The through line for the label’s roster is the acts come with some measure of success and experience. Dickerson had garnered 25 million streams on his ballad “Yours” and had toured for six years in a Sprinter van when Triple Tigers signed him. McCreery had won American Idol and had a solid run on Mercury Nashville when his management company, Triple 8, brought him to Triple Tigers. Cam broke through with “Burning House” a 2016 CMA Awards song of the year nominee before her split with Sony Nashville in 2108.

Now, Triple Tigers, which Nix says has run a profit since last year, will try to re-establish Cam at country radio. The label has released the catchy, up-tempo, Jack Antonoff-produced “Classic.” While radio has been slow to embrace the bright tune, “we’re trying to find daytime airplay. We’re trying to find heroes who will play it. This is a great first song,” says Nix, who has completed 10 Ironman competitions and brings the same dedication, patience and perseverance to his job as he does training for a race.


For a brief time, the label was also home to Gone West, a co-ed quartet featuring Colbie Caillat.

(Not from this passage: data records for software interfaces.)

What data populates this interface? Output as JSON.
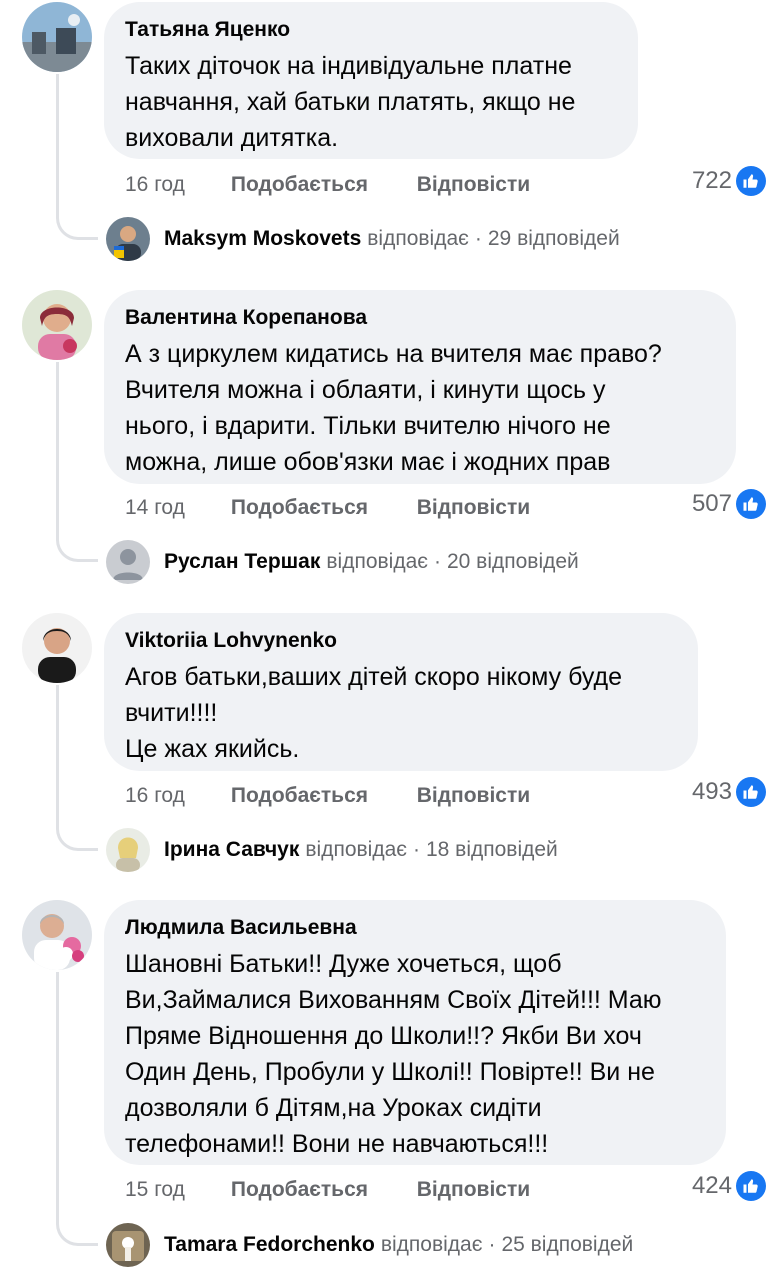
{
  "comments": [
    {
      "author": "Татьяна Яценко",
      "text": "Таких діточок на індивідуальне платне\nнавчання, хай батьки платять, якщо не\nвиховали дитятка.",
      "time": "16 год",
      "like_label": "Подобається",
      "reply_label": "Відповісти",
      "reactions": "722",
      "reply_author": "Maksym Moskovets",
      "reply_verb": "відповідає",
      "reply_count": "29 відповідей"
    },
    {
      "author": "Валентина Корепанова",
      "text": "А з циркулем кидатись на вчителя має право?\nВчителя можна і облаяти, і кинути щось у\nнього, і вдарити. Тільки вчителю нічого не\nможна, лише обов'язки має і жодних прав",
      "time": "14 год",
      "like_label": "Подобається",
      "reply_label": "Відповісти",
      "reactions": "507",
      "reply_author": "Руслан Тершак",
      "reply_verb": "відповідає",
      "reply_count": "20 відповідей"
    },
    {
      "author": "Viktoriia Lohvynenko",
      "text": "Агов батьки,ваших дітей скоро нікому буде\nвчити!!!!\nЦе жах якийсь.",
      "time": "16 год",
      "like_label": "Подобається",
      "reply_label": "Відповісти",
      "reactions": "493",
      "reply_author": "Ірина Савчук",
      "reply_verb": "відповідає",
      "reply_count": "18 відповідей"
    },
    {
      "author": "Людмила Васильевна",
      "text": "Шановні Батьки!! Дуже хочеться, щоб\nВи,Займалися Вихованням Своїх Дітей!!! Маю\nПряме Відношення до Школи!!? Якби Ви хоч\nОдин День, Пробули у Школі!! Повірте!! Ви не\nдозволяли б Дітям,на Уроках сидіти\nтелефонами!! Вони не навчаються!!!",
      "time": "15 год",
      "like_label": "Подобається",
      "reply_label": "Відповісти",
      "reactions": "424",
      "reply_author": "Tamara Fedorchenko",
      "reply_verb": "відповідає",
      "reply_count": "25 відповідей"
    }
  ],
  "icons": {
    "reaction": "like-thumb-icon"
  },
  "colors": {
    "bubble": "#f0f2f5",
    "secondary_text": "#65676b",
    "like_blue": "#1877f2"
  }
}
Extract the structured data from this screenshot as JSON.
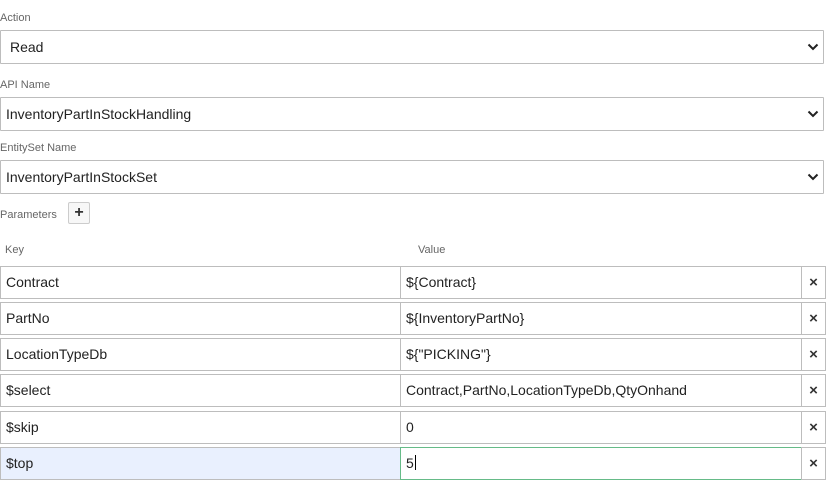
{
  "action": {
    "label": "Action",
    "value": "Read"
  },
  "api_name": {
    "label": "API Name",
    "value": "InventoryPartInStockHandling"
  },
  "entity_set": {
    "label": "EntitySet Name",
    "value": "InventoryPartInStockSet"
  },
  "parameters": {
    "label": "Parameters",
    "add_icon": "plus-icon",
    "add_glyph": "+",
    "remove_icon": "close-icon",
    "remove_glyph": "×",
    "columns": {
      "key": "Key",
      "value": "Value"
    },
    "rows": [
      {
        "key": "Contract",
        "value": "${Contract}"
      },
      {
        "key": "PartNo",
        "value": "${InventoryPartNo}"
      },
      {
        "key": "LocationTypeDb",
        "value": "${\"PICKING\"}"
      },
      {
        "key": "$select",
        "value": "Contract,PartNo,LocationTypeDb,QtyOnhand"
      },
      {
        "key": "$skip",
        "value": "0"
      },
      {
        "key": "$top",
        "value": "5"
      }
    ]
  },
  "colors": {
    "active_key_bg": "#e9f0fe",
    "focused_border": "#66bb88"
  }
}
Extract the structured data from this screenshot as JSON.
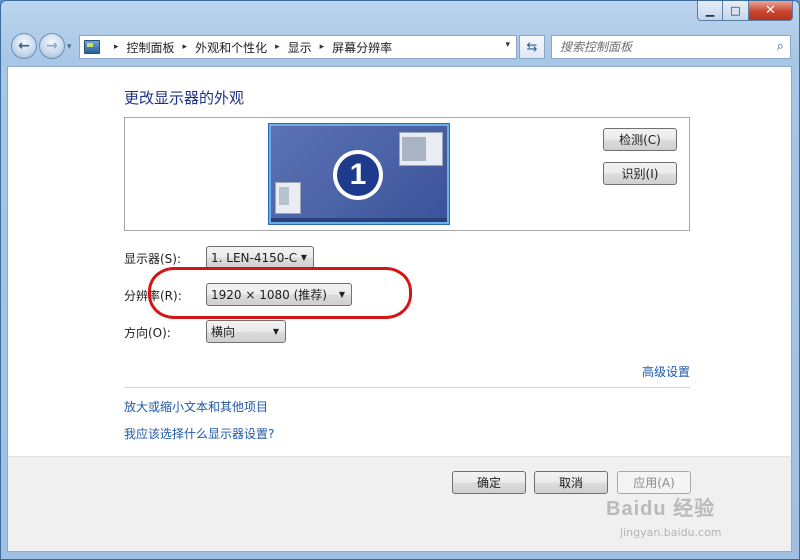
{
  "window": {
    "minimize_glyph": "▁",
    "maximize_glyph": "□",
    "close_glyph": "✕"
  },
  "nav": {
    "back_glyph": "←",
    "forward_glyph": "→",
    "recent_glyph": "▾",
    "breadcrumb": [
      "控制面板",
      "外观和个性化",
      "显示",
      "屏幕分辨率"
    ],
    "separator": "▸",
    "address_dropdown_glyph": "▾",
    "refresh_glyph": "⇆",
    "search_placeholder": "搜索控制面板",
    "search_icon_glyph": "⌕"
  },
  "main": {
    "title": "更改显示器的外观",
    "monitor_number": "1",
    "detect_button": "检测(C)",
    "identify_button": "识别(I)",
    "display_label": "显示器(S):",
    "display_value": "1. LEN-4150-C",
    "resolution_label": "分辨率(R):",
    "resolution_value": "1920 × 1080 (推荐)",
    "orientation_label": "方向(O):",
    "orientation_value": "横向",
    "dropdown_glyph": "▼",
    "advanced_link": "高级设置",
    "link_text_size": "放大或缩小文本和其他项目",
    "link_which_settings": "我应该选择什么显示器设置?"
  },
  "footer": {
    "ok": "确定",
    "cancel": "取消",
    "apply": "应用(A)"
  },
  "watermark": {
    "brand": "Baidu 经验",
    "url": "jingyan.baidu.com"
  },
  "colors": {
    "highlight_ring": "#d41515",
    "link": "#1f58a8",
    "title": "#1e3287"
  }
}
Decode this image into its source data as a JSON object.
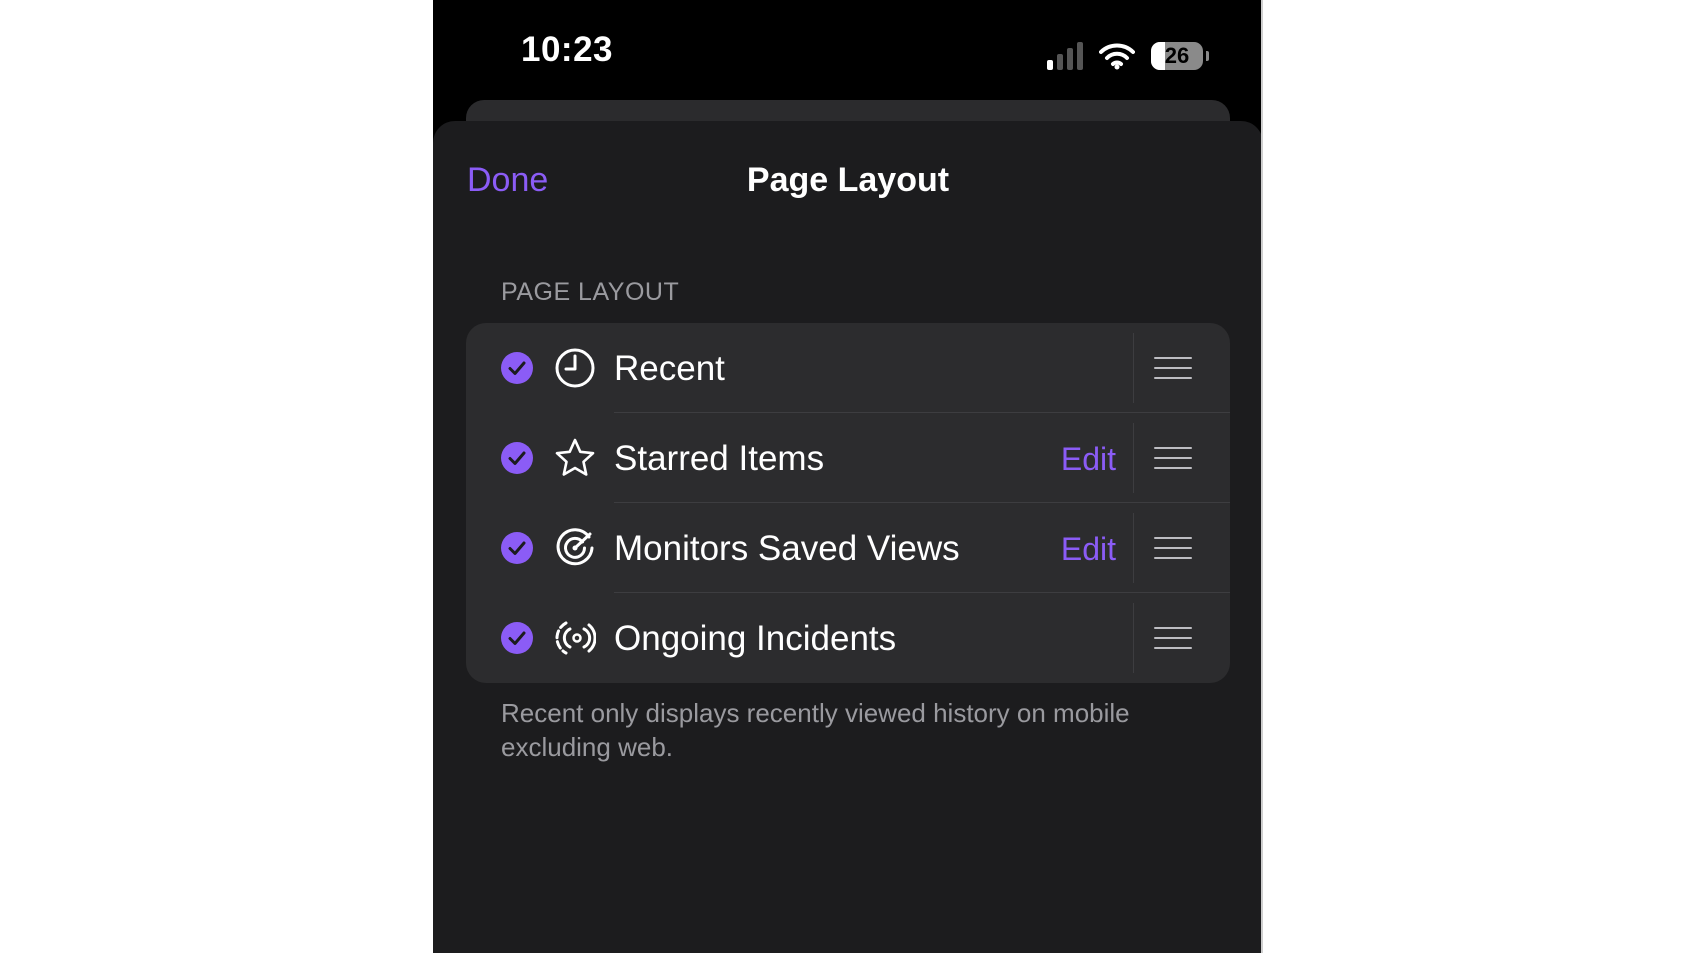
{
  "status_bar": {
    "time": "10:23",
    "battery_level": "26",
    "signal_bars_active": 1,
    "signal_bars_total": 4
  },
  "nav": {
    "done_label": "Done",
    "title": "Page Layout"
  },
  "section": {
    "header": "PAGE LAYOUT",
    "footer": "Recent only displays recently viewed history on mobile excluding web."
  },
  "items": [
    {
      "label": "Recent",
      "icon": "clock-icon",
      "checked": true,
      "edit": ""
    },
    {
      "label": "Starred Items",
      "icon": "star-icon",
      "checked": true,
      "edit": "Edit"
    },
    {
      "label": "Monitors Saved Views",
      "icon": "target-icon",
      "checked": true,
      "edit": "Edit"
    },
    {
      "label": "Ongoing Incidents",
      "icon": "broadcast-icon",
      "checked": true,
      "edit": ""
    }
  ],
  "colors": {
    "accent": "#8b5cf6",
    "sheet_background": "#1c1c1e",
    "group_background": "#2c2c2e",
    "secondary_text": "#9a9a9f"
  }
}
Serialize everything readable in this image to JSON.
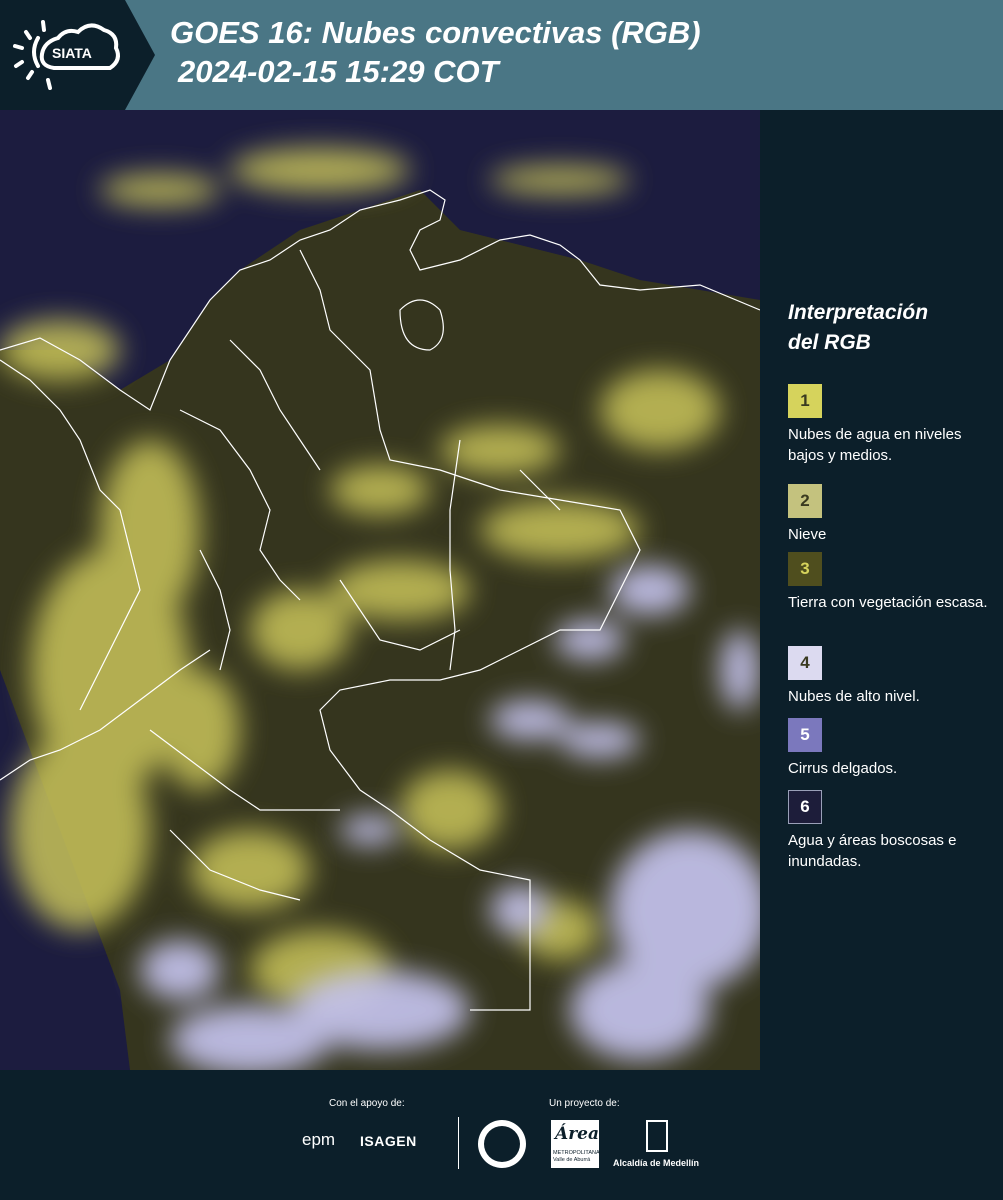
{
  "header": {
    "logo_text": "SIATA",
    "title_line1": "GOES 16: Nubes convectivas (RGB)",
    "title_line2": "2024-02-15 15:29 COT"
  },
  "legend": {
    "title_line1": "Interpretación",
    "title_line2": "del RGB",
    "items": [
      {
        "number": "1",
        "label": "Nubes de agua en niveles bajos y medios.",
        "color": "#d6d35c"
      },
      {
        "number": "2",
        "label": "Nieve",
        "color": "#c4c27e"
      },
      {
        "number": "3",
        "label": "Tierra con vegetación escasa.",
        "color": "#4f4e1e"
      },
      {
        "number": "4",
        "label": "Nubes de alto nivel.",
        "color": "#dcdaf0"
      },
      {
        "number": "5",
        "label": "Cirrus delgados.",
        "color": "#7b78bd"
      },
      {
        "number": "6",
        "label": "Agua y áreas boscosas e inundadas.",
        "color": "#1d1d3a"
      }
    ]
  },
  "footer": {
    "support_label": "Con el apoyo de:",
    "project_label": "Un proyecto de:",
    "sponsor1": "epm",
    "sponsor2": "ISAGEN",
    "partner1_title": "Área",
    "partner1_sub": "METROPOLITANA Valle de Aburrá",
    "partner2": "Alcaldía de Medellín"
  },
  "colors": {
    "header_bg": "#4a7685",
    "page_bg": "#0c1f2a",
    "ocean": "#1c1c3f",
    "low_clouds": "#c9c45a",
    "high_clouds": "#c8c6f2",
    "borders": "#ffffff"
  }
}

Shortly after the release of the group’s debut album, Canyons, this summer, Caillat split with her bandmate and long-time fiance Justin Young, before then announcing in August that she and Young were dissolving the act.

Gone West’s break-up leaves room for another act (though the label will continue to promote the group’s album, including the release of a video for “Never Getting Over You” coming shortly.) “I want to get this music out to people,” Nix says.

“I would love to find someone like an Eric Church. Someone like that would be amazing,” says Nix, stressing he’s in no hurry to round out the roster to its four-act cap. “I think it’s risky to sign an unproven artist,” he says.

Instead, he and his team will concentrate on taking Dickerson, McCreery and Cam to the top of the charts, while keeping their ears open. “When you’re talking about the country format and country radio, it’s about hit records,” he says. “It’s about finding those artists capable of writing or finding those songs and having the artistry to deliver. The music has to be undeniable.”